  • All-season tires are really for three seasons, and winter is not one of them. 
  • They overlap the difference between winter and summer tires, which means they are a compromise.
  • The rubber compound in all-season tires is formulated so it doesn’t get too soft in hot weather, while the rubber mix in winter tires doesn’t get hard in the cold. 
  • All-season compound stays firm but flexible over a wider range of temperatures, but it isn’t as effective at the extremes. 
  • When the thermometer drops below 7°C, winter tires provide better grip, including on dry pavement.



  • A nice balance of responsive handling, with good 3 season traction and acceptable tread life.
  • Branded with the M+S symbol but not really recommended for any wintertime driving. (but legal) must have a minimum (5/32nds)
  • Designed for performance and handling.



  • Ideal for high-performance vehicles, and are built for speed and agility.
  • Increases in responsiveness, cornering, and braking capabilities. 
  • Not Branded with the M+S symbol so not legal for any wintertime driving.
  • Specialized tread patterns and rubber compounds that allow for improved precision on the road. 
  • Less grooving and put more rubber in contact with the road. They are design­ed to provide maximum road-holding grip.
  • Compounds of summer tires are designed to remain more flexible, allowing for better traction and grip. 
  • Summer tires may have shallower tread depths that allow for more stability when pushed closer to their limits.


TRUCK/SUV TIRES ( Typically 3 types of design- H/T – A/T – MT )

  • Capable both on- and off-road, with much more off-road toughness than highway tires, Expect to sacrifice some comfort and paved-road traction to get it.
  • These tires typically have as much capability off the road as they do on the road. 
  • They feature multifaceted tread blocks to help deliver traction in any direction on gravel roads and dirt trails
  • Branded with the M+S symbol indicating their ability to provide all-season versatility.
  • Some branded with the 3PMS 


WINTER / SNOW TIRES (Oct 1 – Apr 30th mountain highways)

3 PMS Mountain Snow Flake
  • They’re designed for cold weather that can be dry, snowy, or rainy. 
  • Their grooves channel away slush and snow, and they have lots of sipes – those are the tiny slits in the tread – that improves grip and helps prevent hydroplaning (hydroplaning is when the tire “floats” on top of a puddle instead of pushing through and contacting the asphalt).
  • Different levels of winter tires, so choose the one that’s most appropriate for your conditions.
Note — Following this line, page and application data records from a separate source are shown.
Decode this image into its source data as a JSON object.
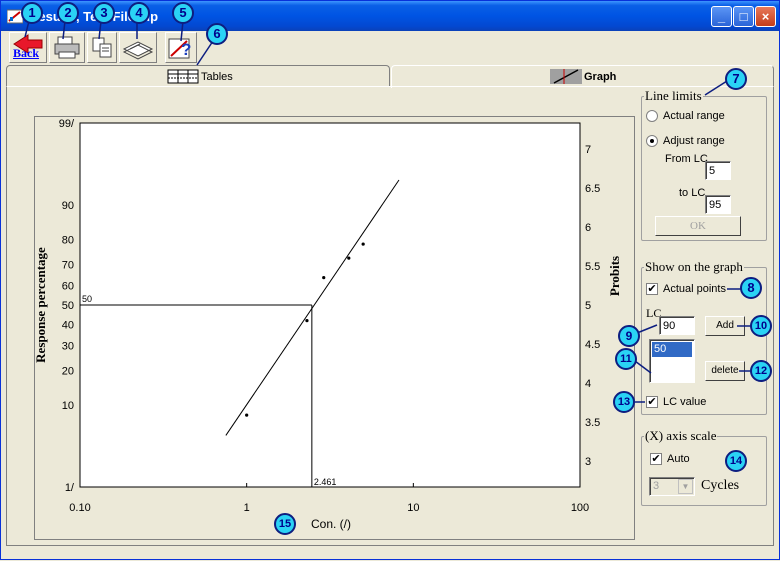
{
  "window": {
    "title": "Results, Test File.ldp",
    "minimize": "_",
    "maximize": "□",
    "close": "×"
  },
  "toolbar": {
    "back_label": "Back"
  },
  "tabs": [
    {
      "label": "Tables",
      "selected": false
    },
    {
      "label": "Graph",
      "selected": true
    }
  ],
  "callouts": {
    "m1": "1",
    "m2": "2",
    "m3": "3",
    "m4": "4",
    "m5": "5",
    "m6": "6",
    "m7": "7",
    "m8": "8",
    "m9": "9",
    "m10": "10",
    "m11": "11",
    "m12": "12",
    "m13": "13",
    "m14": "14",
    "m15": "15"
  },
  "line_limits": {
    "title": "Line limits",
    "actual_range": "Actual range",
    "adjust_range": "Adjust range",
    "selected": "adjust",
    "from_lc_label": "From LC",
    "from_lc_value": "5",
    "to_lc_label": "to LC",
    "to_lc_value": "95",
    "ok_label": "OK"
  },
  "show_on_graph": {
    "title": "Show on the graph",
    "actual_points_label": "Actual points",
    "actual_points_checked": true,
    "lc_label": "LC",
    "lc_input_value": "90",
    "add_label": "Add",
    "lc_list": [
      "50"
    ],
    "delete_label": "delete",
    "lc_value_label": "LC value",
    "lc_value_checked": true
  },
  "x_axis_scale": {
    "title": "(X) axis scale",
    "auto_label": "Auto",
    "auto_checked": true,
    "cycles_value": "3",
    "cycles_label": "Cycles"
  },
  "chart_data": {
    "type": "scatter",
    "xlabel": "Con. (/)",
    "ylabel": "Response percentage",
    "y2label": "Probits",
    "x_scale": "log",
    "xlim": [
      0.1,
      100
    ],
    "x_ticks": [
      "0.10",
      "1",
      "10",
      "100"
    ],
    "y_ticks_left": [
      {
        "label": "99/",
        "probit": 7.33
      },
      {
        "label": "90",
        "probit": 6.28
      },
      {
        "label": "80",
        "probit": 5.84
      },
      {
        "label": "70",
        "probit": 5.52
      },
      {
        "label": "60",
        "probit": 5.25
      },
      {
        "label": "50",
        "probit": 5.0
      },
      {
        "label": "40",
        "probit": 4.75
      },
      {
        "label": "30",
        "probit": 4.48
      },
      {
        "label": "20",
        "probit": 4.16
      },
      {
        "label": "10",
        "probit": 3.72
      },
      {
        "label": "1/",
        "probit": 2.67
      }
    ],
    "y_ticks_right": [
      "3",
      "3.5",
      "4",
      "4.5",
      "5",
      "5.5",
      "6",
      "6.5",
      "7"
    ],
    "ylim_probit": [
      2.67,
      7.33
    ],
    "points": [
      {
        "x": 1.0,
        "probit": 3.59
      },
      {
        "x": 2.3,
        "probit": 4.8
      },
      {
        "x": 2.9,
        "probit": 5.35
      },
      {
        "x": 4.1,
        "probit": 5.6
      },
      {
        "x": 5.0,
        "probit": 5.78
      }
    ],
    "fit_line": {
      "x": [
        0.75,
        8.2
      ],
      "probit": [
        3.33,
        6.6
      ]
    },
    "lc_marker": {
      "lc": "50",
      "x": 2.461,
      "x_label": "2.461",
      "y_label": "50",
      "probit": 5.0
    }
  }
}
Some have very aggressive tread for deep snow, while others may have mounting holes to insert studs if your part of the country that permits them.
  • Stud use is restricted or banned in some provinces. (In BC Oct 1- April 30th)

Meet severe snow service standards, branded with a mountain/snowflake symbol. 

Also referred to as 3PMS ( 3 Peak Mountain Snowflake )


Recommended to install winter tires in sets of four. (It’s not illegal to install 2 winters – 2 all-seasons). We will if winters are on the back, all seasons on the front

*  Should the best winter tires be installed on the front? … watch video


What they’re all about?

Relatively new to the market, all-weather tires are basically all-seasons with better winter performance. They can handle warmer weather, but their compound and tread move farther over to the winter side than those of all-season tires. They carry the mountain and snowflake logo that indicates a winter tire, which qualifies them under Quebec and BC requirements, and for insurance discounts.

The pros and cons

  • One set of tires do you all year, without the need to buy, swap, and store. 
  • Most of them do a very good job of getting through snow and channeling away water to help prevent hydroplaning.
  • Compromise between the seasons, they’re still not as effective as dedicated winter tires, especially for braking distance. 
  • Their rubber compound is softer than an all-season, they tend not to last as long, and their tread-wear warranty is usually shorter than that of an all-season.  All-Weather tires usually do come with a mileage warranty (check manufacturer). Winter tires seldom, if ever, come with a tread-wear warranty.


Should you use them?

All-weather tires are mostly suited for drivers in areas that don’t get a lot of snow and ice, or very cold winters – think Toronto or BC’s Lower Mainland, not Whitehorse (or, for that matter, frequent trips to skiing or cottage country). Winter tires are still better, but if you’re dead-set against buying and installing them, then we suggest using all-weather.